The heart-shaped bubbles pop, the music comes to an end and the jarring white lights are switched on!
At this point, the person acts like it is no big deal... after all, the two never discussed if they were in an exclusive relationship — the other person simply "took it for granted". By suggesting this, the "roach" makes the partner believe that it was their own fault because they read too much into the romantic behaviour.
This is what is being labelled as "roaching" and according to the trendsetters at Ask Men, the name is an appropriate one. "As the adage goes, when you see one cockroach, there are many more you don't see. In this case, you may have seen just this person, but their hurtful behaviour was hiding a number of other confidantes, crushes, dates, flirtations, hook-ups and maybe even relationships from you. And like cockroaches, the behaviour's very common, and kind of nasty," the site explains.
For all purposes, roaching amounts to cheating and is deceitful behaviour which is more popular among people who use dating apps. With the choice of prospective partners at their fingertips, they find it easier to "keep their options" open.
How to deal with "roaches"?
Most victims of roaching would love to deal with their partners the same way one deals with cockroaches. Since they have yet to create a repellent to keep the bad ones away, psychotherapist and sex therapist David Ortmann believes that communication is the best bet.

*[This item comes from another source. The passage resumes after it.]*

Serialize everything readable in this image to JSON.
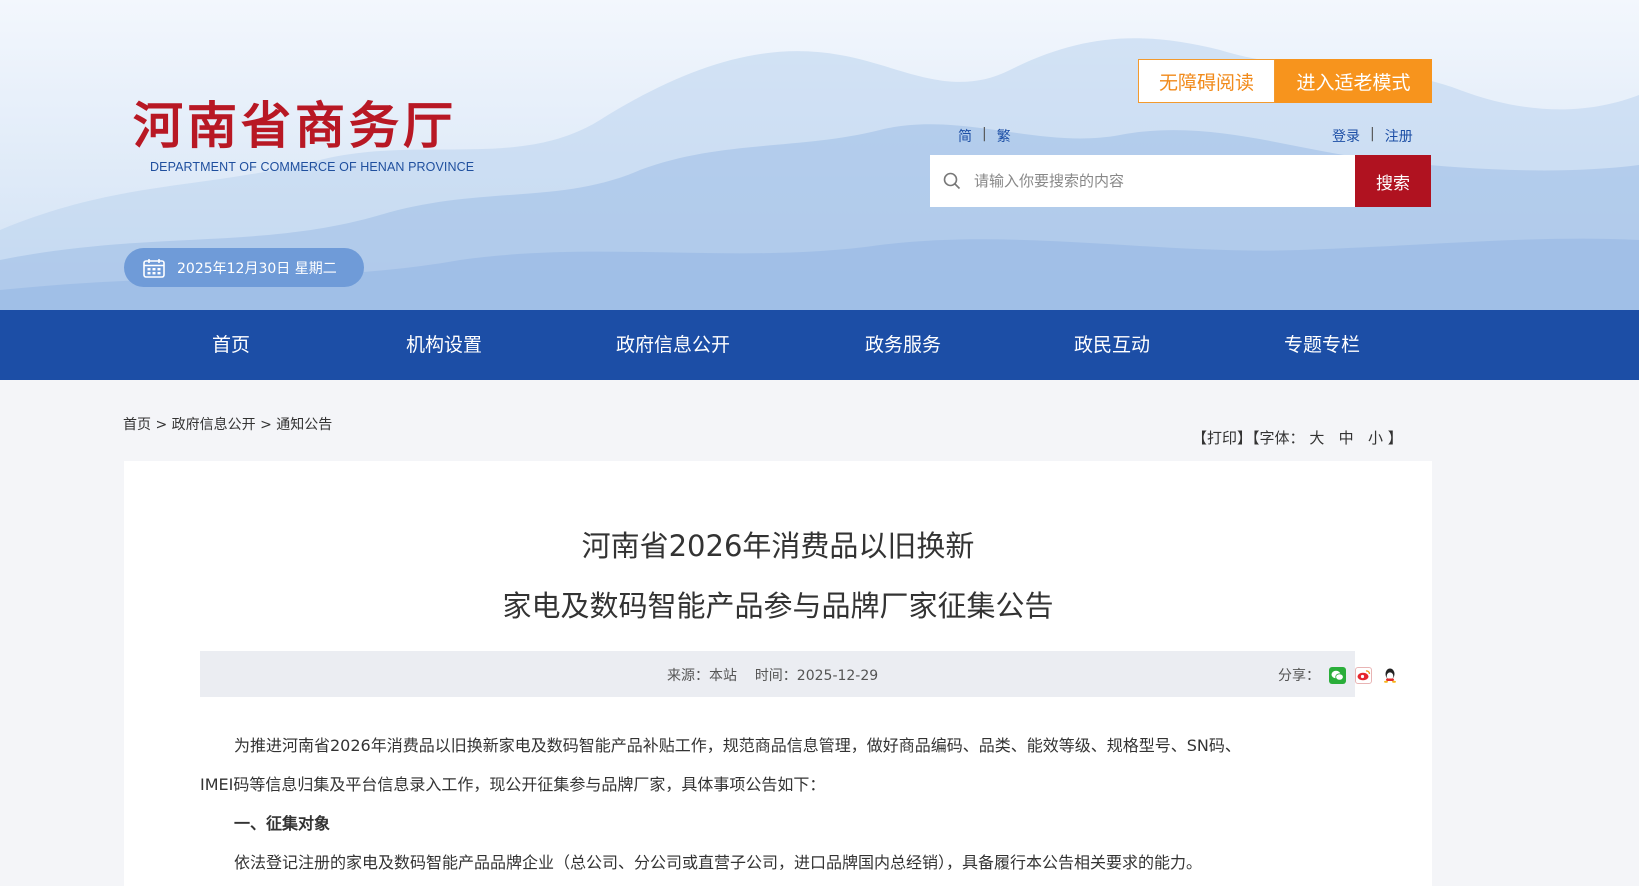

"Most of the time in relationships we are trying, we try not to hurt somebody. Often, and particularly in poly relationships, you have got to risk hurt to be very clear in your communication. Silencing it in the name of not hurting someone is the most hurtful," he explained.